__ABOUT THIS EXERCISE__: Show the lines below that contain the string "Clocks".

━━ PROVIDED DATA

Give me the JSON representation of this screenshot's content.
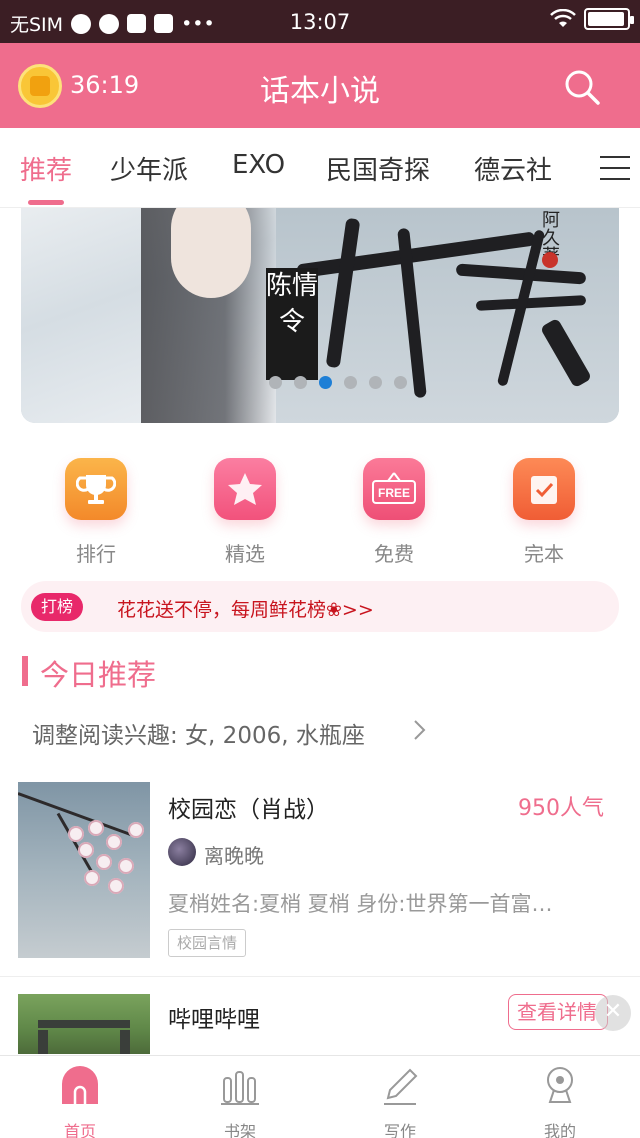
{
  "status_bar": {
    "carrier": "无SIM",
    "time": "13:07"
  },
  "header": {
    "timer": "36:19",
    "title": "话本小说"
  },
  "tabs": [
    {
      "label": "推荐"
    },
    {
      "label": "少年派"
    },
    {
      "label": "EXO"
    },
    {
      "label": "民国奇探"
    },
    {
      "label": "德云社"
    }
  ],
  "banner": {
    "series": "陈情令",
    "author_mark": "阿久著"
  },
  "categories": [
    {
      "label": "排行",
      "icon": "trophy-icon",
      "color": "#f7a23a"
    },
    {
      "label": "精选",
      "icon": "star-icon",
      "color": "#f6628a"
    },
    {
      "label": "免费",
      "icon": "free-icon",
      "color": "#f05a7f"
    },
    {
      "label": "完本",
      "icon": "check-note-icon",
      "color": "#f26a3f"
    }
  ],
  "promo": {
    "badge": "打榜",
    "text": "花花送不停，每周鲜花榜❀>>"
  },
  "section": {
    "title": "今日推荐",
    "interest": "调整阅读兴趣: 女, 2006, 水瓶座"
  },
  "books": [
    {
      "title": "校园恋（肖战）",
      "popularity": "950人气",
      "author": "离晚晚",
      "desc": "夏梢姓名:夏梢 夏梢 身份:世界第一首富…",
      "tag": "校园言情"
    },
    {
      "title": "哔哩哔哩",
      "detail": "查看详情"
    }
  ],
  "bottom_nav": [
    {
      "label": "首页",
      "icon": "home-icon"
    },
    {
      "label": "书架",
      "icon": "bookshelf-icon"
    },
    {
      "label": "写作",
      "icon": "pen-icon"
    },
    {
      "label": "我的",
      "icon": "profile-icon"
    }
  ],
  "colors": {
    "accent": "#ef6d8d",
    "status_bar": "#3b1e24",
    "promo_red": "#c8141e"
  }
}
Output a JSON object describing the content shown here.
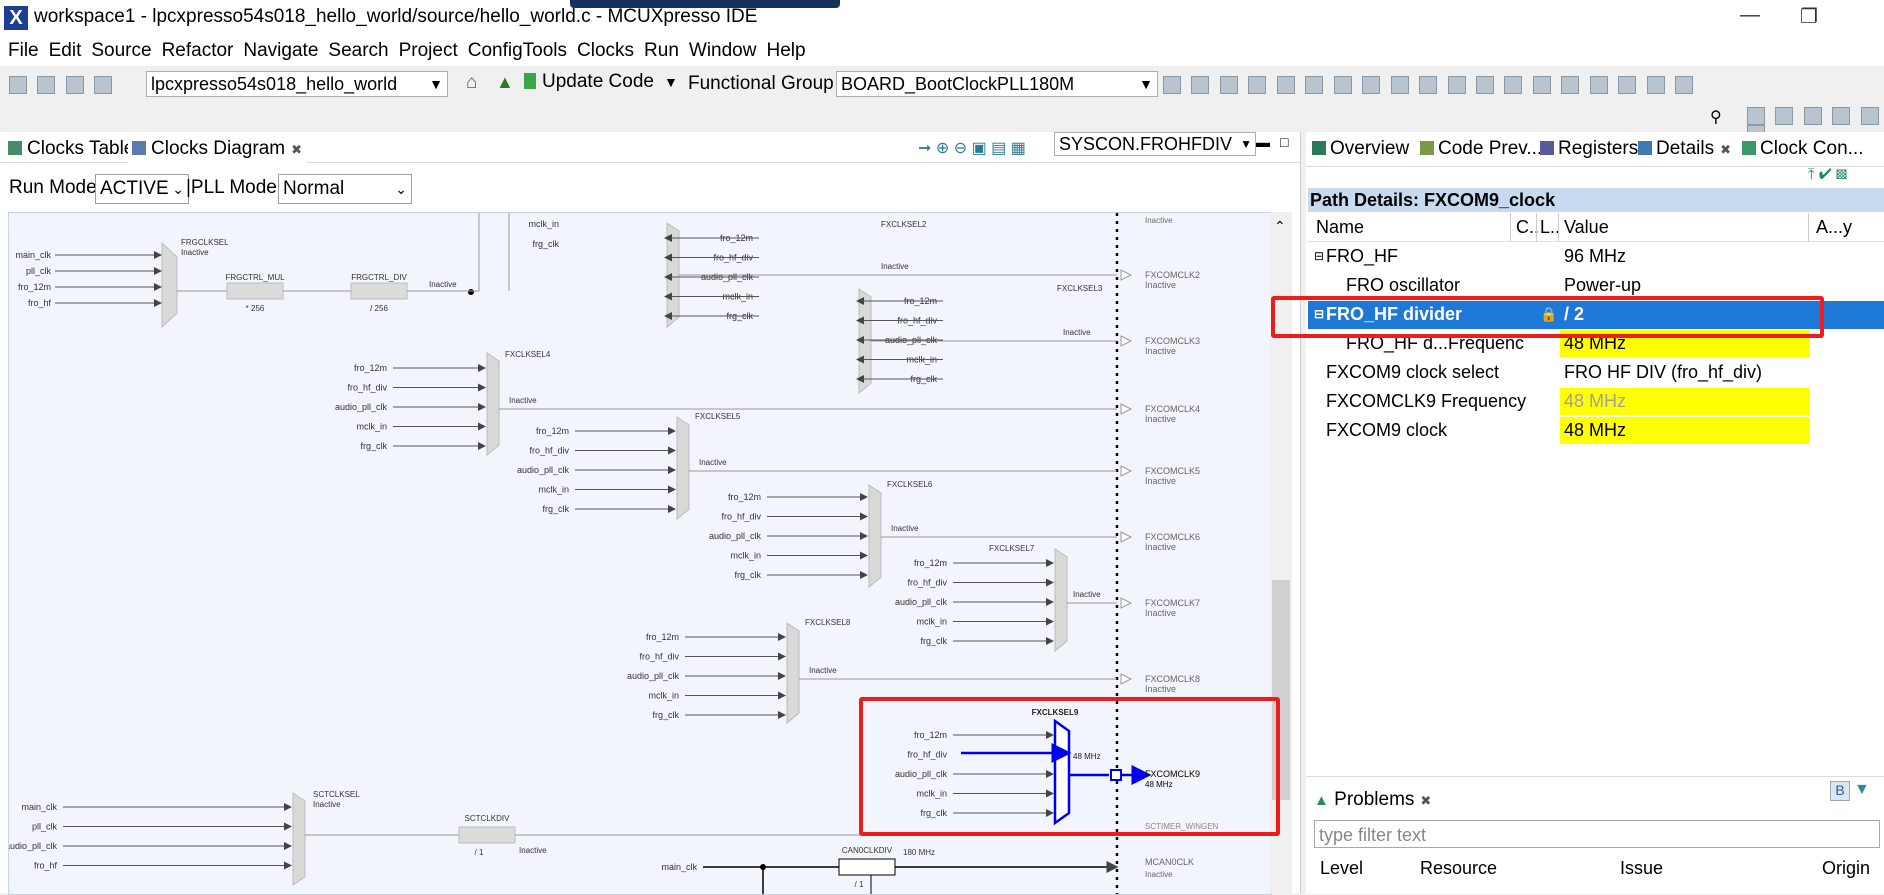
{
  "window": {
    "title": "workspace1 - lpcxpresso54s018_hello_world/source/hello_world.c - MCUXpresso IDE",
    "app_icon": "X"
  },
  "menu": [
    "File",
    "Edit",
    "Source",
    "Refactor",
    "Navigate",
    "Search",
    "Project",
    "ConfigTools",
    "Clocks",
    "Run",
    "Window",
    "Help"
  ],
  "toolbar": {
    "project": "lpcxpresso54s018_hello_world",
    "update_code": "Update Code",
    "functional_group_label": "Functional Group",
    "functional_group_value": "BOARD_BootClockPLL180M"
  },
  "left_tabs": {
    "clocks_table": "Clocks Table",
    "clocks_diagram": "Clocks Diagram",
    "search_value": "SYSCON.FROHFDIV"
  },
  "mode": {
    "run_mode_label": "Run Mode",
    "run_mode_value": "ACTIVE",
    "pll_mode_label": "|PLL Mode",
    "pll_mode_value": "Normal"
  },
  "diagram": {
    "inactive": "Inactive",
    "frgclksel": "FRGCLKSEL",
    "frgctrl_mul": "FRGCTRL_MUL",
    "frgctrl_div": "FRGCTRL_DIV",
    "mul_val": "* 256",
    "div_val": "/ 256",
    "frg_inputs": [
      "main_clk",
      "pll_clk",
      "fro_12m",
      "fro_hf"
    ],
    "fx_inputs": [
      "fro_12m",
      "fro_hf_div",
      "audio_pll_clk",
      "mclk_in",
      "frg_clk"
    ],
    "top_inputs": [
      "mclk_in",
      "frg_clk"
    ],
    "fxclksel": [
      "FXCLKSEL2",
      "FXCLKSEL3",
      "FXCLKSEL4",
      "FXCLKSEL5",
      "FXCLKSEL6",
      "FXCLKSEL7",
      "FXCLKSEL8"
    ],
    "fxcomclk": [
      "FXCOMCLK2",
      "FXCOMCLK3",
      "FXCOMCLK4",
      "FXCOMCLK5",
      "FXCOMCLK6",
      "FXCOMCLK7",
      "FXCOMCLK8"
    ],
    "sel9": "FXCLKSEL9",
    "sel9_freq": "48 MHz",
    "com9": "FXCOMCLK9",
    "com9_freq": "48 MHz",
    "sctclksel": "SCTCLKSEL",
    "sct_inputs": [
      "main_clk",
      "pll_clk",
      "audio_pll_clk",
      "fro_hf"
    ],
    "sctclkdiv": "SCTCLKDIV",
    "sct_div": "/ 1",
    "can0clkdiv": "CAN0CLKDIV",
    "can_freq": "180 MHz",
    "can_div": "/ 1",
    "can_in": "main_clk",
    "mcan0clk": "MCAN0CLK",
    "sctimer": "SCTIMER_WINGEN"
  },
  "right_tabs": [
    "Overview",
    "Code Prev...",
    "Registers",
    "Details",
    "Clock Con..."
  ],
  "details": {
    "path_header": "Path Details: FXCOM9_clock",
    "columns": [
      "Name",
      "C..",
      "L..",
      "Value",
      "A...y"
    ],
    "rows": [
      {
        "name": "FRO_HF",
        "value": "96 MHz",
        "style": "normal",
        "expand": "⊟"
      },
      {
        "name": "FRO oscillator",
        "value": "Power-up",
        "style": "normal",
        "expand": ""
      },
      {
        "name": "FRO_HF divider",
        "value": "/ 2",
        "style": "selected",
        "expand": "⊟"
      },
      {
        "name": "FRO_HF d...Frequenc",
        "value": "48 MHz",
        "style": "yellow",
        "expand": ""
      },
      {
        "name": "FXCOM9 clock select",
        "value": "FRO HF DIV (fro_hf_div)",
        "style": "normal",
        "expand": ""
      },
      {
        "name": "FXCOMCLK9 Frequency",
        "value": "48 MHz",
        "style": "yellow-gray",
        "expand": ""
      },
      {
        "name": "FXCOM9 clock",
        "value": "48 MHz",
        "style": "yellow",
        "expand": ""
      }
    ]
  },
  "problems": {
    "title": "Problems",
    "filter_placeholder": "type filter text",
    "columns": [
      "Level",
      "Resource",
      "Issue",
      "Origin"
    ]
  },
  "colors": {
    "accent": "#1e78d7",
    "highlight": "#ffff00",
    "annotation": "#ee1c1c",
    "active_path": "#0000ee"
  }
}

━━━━

__COMPLETED EXERCISE__:
    "Clocks",
    "clocks_table": "Clocks Table",
    "clocks_diagram": "Clocks Diagram",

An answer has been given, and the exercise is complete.